foreign exchange transaction. The swap allows the participants to use foreign currency
operating inflows to unwind the swap at a later date.
12-9. Paradox? The possibility of a gain or loss on operating exposure offset by an opposite loss or gain on transaction exposure may appear contradictory. Explain why, when the currency in which a foreign subsidiary operates falls in value, the parent firm may experience both an operating gain and a transaction loss.
An exchange rate change causes a shift in both the cash flow needed to settle existing financial obligations (transaction exposure) and the future cash flows from operating the foreign affiliate (operating exposure). It is possible that these will work in opposite directions, as in the chapter example for Trident Corporation. Each change individually is the consequence of both the price and the volume (i.e., the elasticity) for that account.
Overview: In its essence, a devaluation might cause a transaction loss because more local currency is needed to settle outstanding foreign-currency debts, and less is received from outstanding foreign-currency receivables. However if the devaluation results in a surge in volume because the local subsidiary is more competitive in its home market or in export markets, overall future cash flows (and future profits) may rise. Assuming for discussion a devaluation of the currency of the subsidiary, individual accounts may be influenced in the following ways.
Sales: Local sales prices may increase or remain the same in local currency terms, depending on local competition. This depends in part on whether competing goods in the local market are sourced domestically or from foreign countries. Export sales prices could increase in local currency terms if the firm chooses to maintain the foreign currency price fixed. If the foreign currency price is reduced (fixed local currency price), export volume might increase depending on the price elasticity of demand.
Direct costs: Whether or not direct costs in local currency terms rise depends, in the first instance, on whether they represent imported or local content. The replacement cost of imported content rises as soon as new imports are purchased; production may be costed at ―old‖ imported prices for a while (increasing reported profit margins), but eventually the ―new‖ and higher import prices must be charged to cost of goods sold. Local material and goods do not inherently increase with a depreciation of the local currency; however, depreciation may lead to inflationary conditions that cause local suppliers and local labor to demand more. Often a lag exists between increased cost of local goods and labor, but generalizations are difficult.
54 Eiteman/Stonehill/Moffett • Multinational Business Finance, Twelfth Edition
Fixed costs: In theory, fixed costs should remain ―fixed,‖ but in practice they may creep up,
possibly with a time lag, for the same reasons mentioned above for local direct costs.
Volume: Sales volume, and consequent changes in the profit contribution of marginal sales, may
change in any direction.

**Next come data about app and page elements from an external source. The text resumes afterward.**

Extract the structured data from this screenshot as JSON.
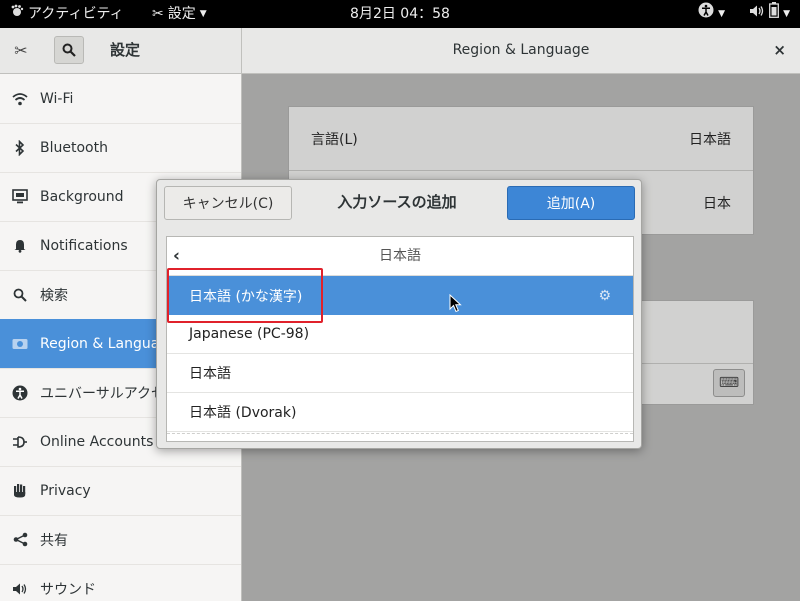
{
  "topbar": {
    "activities": "アクティビティ",
    "app_menu": "設定",
    "clock": "8月2日  04：58",
    "icons": [
      "accessibility-icon",
      "volume-icon",
      "battery-icon",
      "power-menu-icon"
    ]
  },
  "header": {
    "settings_title": "設定",
    "panel_title": "Region & Language",
    "close_label": "×"
  },
  "sidebar": {
    "items": [
      {
        "label": "Wi-Fi",
        "icon": "wifi-icon"
      },
      {
        "label": "Bluetooth",
        "icon": "bluetooth-icon"
      },
      {
        "label": "Background",
        "icon": "background-icon"
      },
      {
        "label": "Notifications",
        "icon": "bell-icon"
      },
      {
        "label": "検索",
        "icon": "search-icon"
      },
      {
        "label": "Region & Language",
        "icon": "region-icon",
        "selected": true
      },
      {
        "label": "ユニバーサルアクセス",
        "icon": "accessibility-icon"
      },
      {
        "label": "Online Accounts",
        "icon": "online-accounts-icon"
      },
      {
        "label": "Privacy",
        "icon": "hand-icon"
      },
      {
        "label": "共有",
        "icon": "share-icon"
      },
      {
        "label": "サウンド",
        "icon": "sound-icon"
      }
    ]
  },
  "main": {
    "language_label": "言語(L)",
    "language_value": "日本語",
    "formats_value": "日本"
  },
  "dialog": {
    "title": "入力ソースの追加",
    "cancel_label": "キャンセル(C)",
    "add_label": "追加(A)",
    "list_header": "日本語",
    "items": [
      {
        "label": "日本語 (かな漢字)",
        "selected": true,
        "has_settings": true
      },
      {
        "label": "Japanese (PC-98)"
      },
      {
        "label": "日本語"
      },
      {
        "label": "日本語 (Dvorak)"
      }
    ]
  },
  "colors": {
    "accent": "#4a90d9",
    "highlight_box": "#e0212b"
  }
}
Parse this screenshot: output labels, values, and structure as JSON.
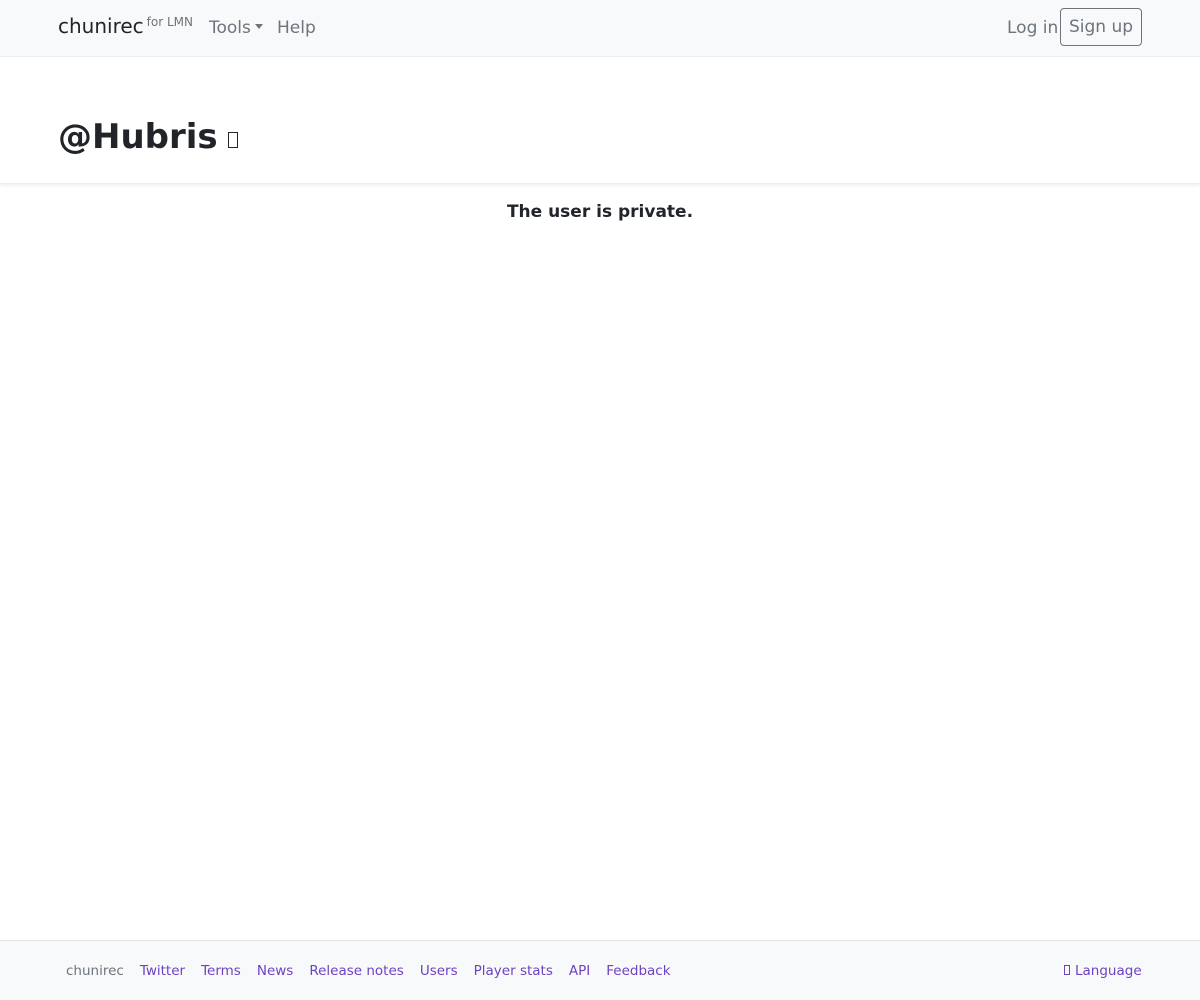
{
  "navbar": {
    "brand": "chunirec",
    "brand_sup": "for LMN",
    "tools": "Tools",
    "help": "Help",
    "login": "Log in",
    "signup": "Sign up"
  },
  "header": {
    "title": "@Hubris",
    "title_icon": "missing-glyph-icon"
  },
  "main": {
    "message": "The user is private."
  },
  "footer": {
    "brand": "chunirec",
    "links": [
      "Twitter",
      "Terms",
      "News",
      "Release notes",
      "Users",
      "Player stats",
      "API",
      "Feedback"
    ],
    "language": "Language",
    "language_icon": "globe-icon",
    "link_color": "#6f42c1"
  }
}
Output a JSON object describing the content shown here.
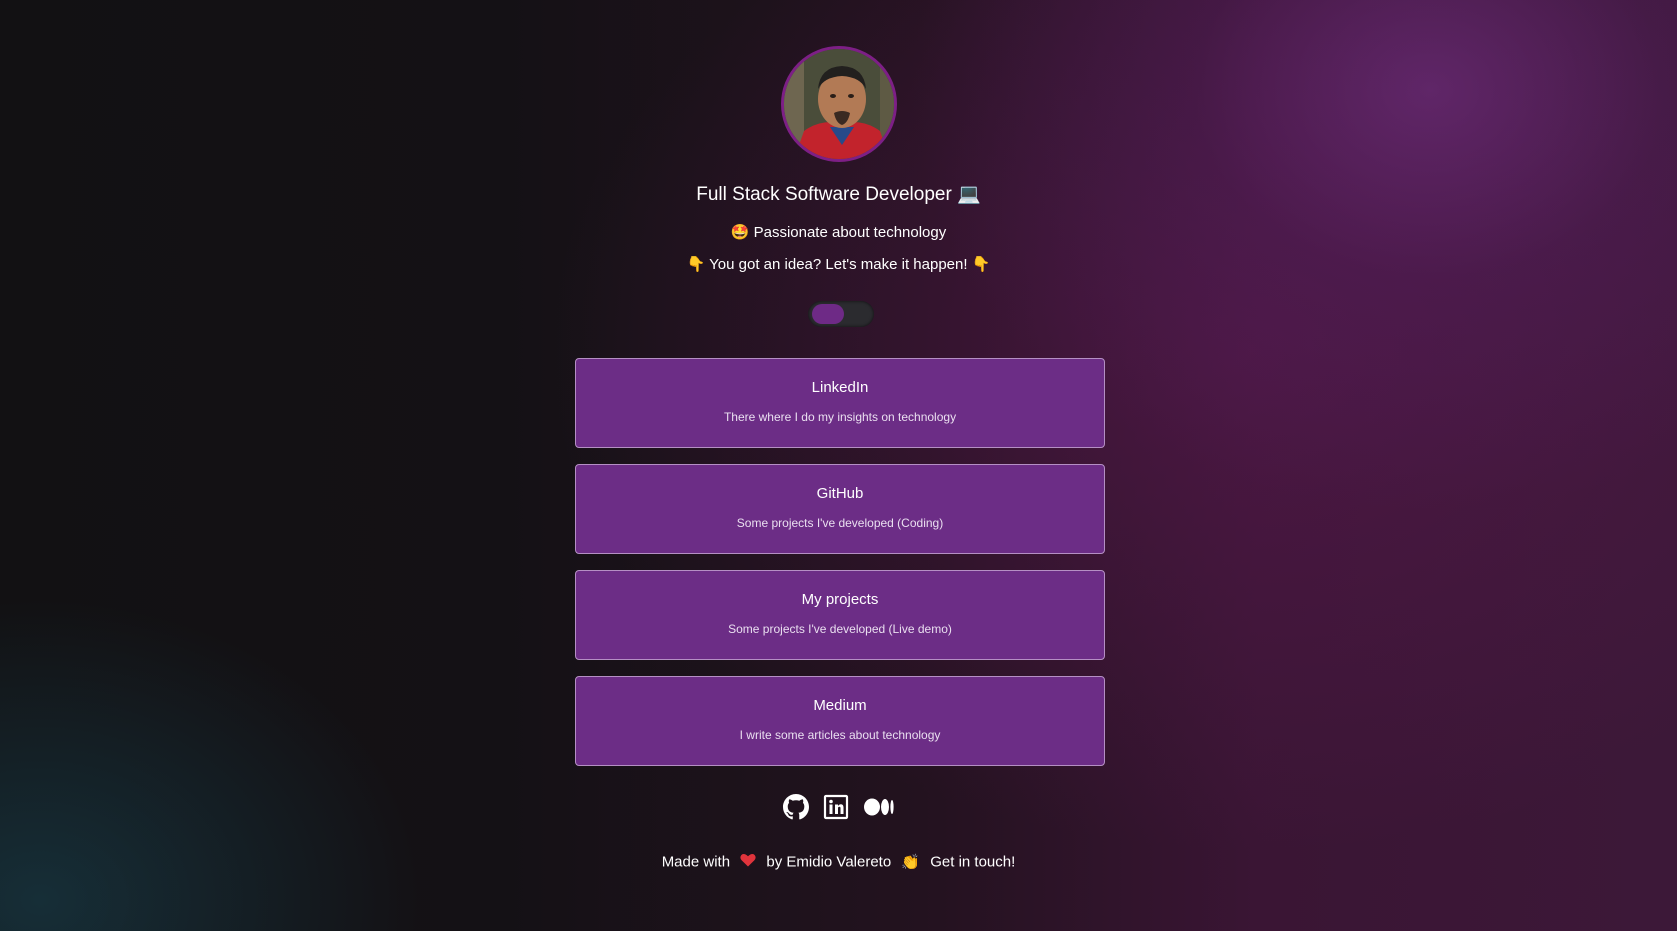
{
  "profile": {
    "title": "Full Stack Software Developer 💻",
    "line1": "🤩 Passionate about technology",
    "line2": "👇 You got an idea? Let's make it happen! 👇"
  },
  "links": [
    {
      "title": "LinkedIn",
      "description": "There where I do my insights on technology"
    },
    {
      "title": "GitHub",
      "description": "Some projects I've developed (Coding)"
    },
    {
      "title": "My projects",
      "description": "Some projects I've developed (Live demo)"
    },
    {
      "title": "Medium",
      "description": "I write some articles about technology"
    }
  ],
  "theme_toggle": {
    "state": "dark"
  },
  "socials": {
    "github": "github-icon",
    "linkedin": "linkedin-icon",
    "medium": "medium-icon"
  },
  "footer": {
    "made_with": "Made with",
    "by": "by Emidio Valereto",
    "clap": "👏",
    "cta": "Get in touch!"
  },
  "colors": {
    "accent": "#6c2d86",
    "card_border": "#b58fc4",
    "avatar_ring": "#7d1f86",
    "heart": "#e0343c"
  }
}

In theory, a rise in local prices should cause demand to fall, but if the rise
leads to an expectation of more future price increases, buyers may ―rush‖ to buy more before
additional price increases. Short-run and long-run consequences are likely to be different in this
12-10. Subsidiary Borrowing from Parent. Newly established foreign subsidiaries are often financed
with debt supplied by the parent, perhaps because a new subsidiary has no financial credit record
or worthiness of its own, or maybe because the parent firm can acquire capital more cheaply. As
soon as the subsidiary is operational, however, parent firms usually encourage or require their
subsidiaries to arrange their own local debt financing. How would this approach serve as a natural
hedge for most subsidiaries?
The greater the amount of local currency debt a subsidiary can acquire, the greater the proportion
of its free cash flows (cash remaining after cash operating expenses) that is naturally hedged. This
is because a portion of the subsidiary’s free cash flow (roughly net income plus depreciation) can
be used to service the local currency debt, rather than be exchanged for the parent’s currency,
remitted to the parent, and used by the parent to service parent-currency debt.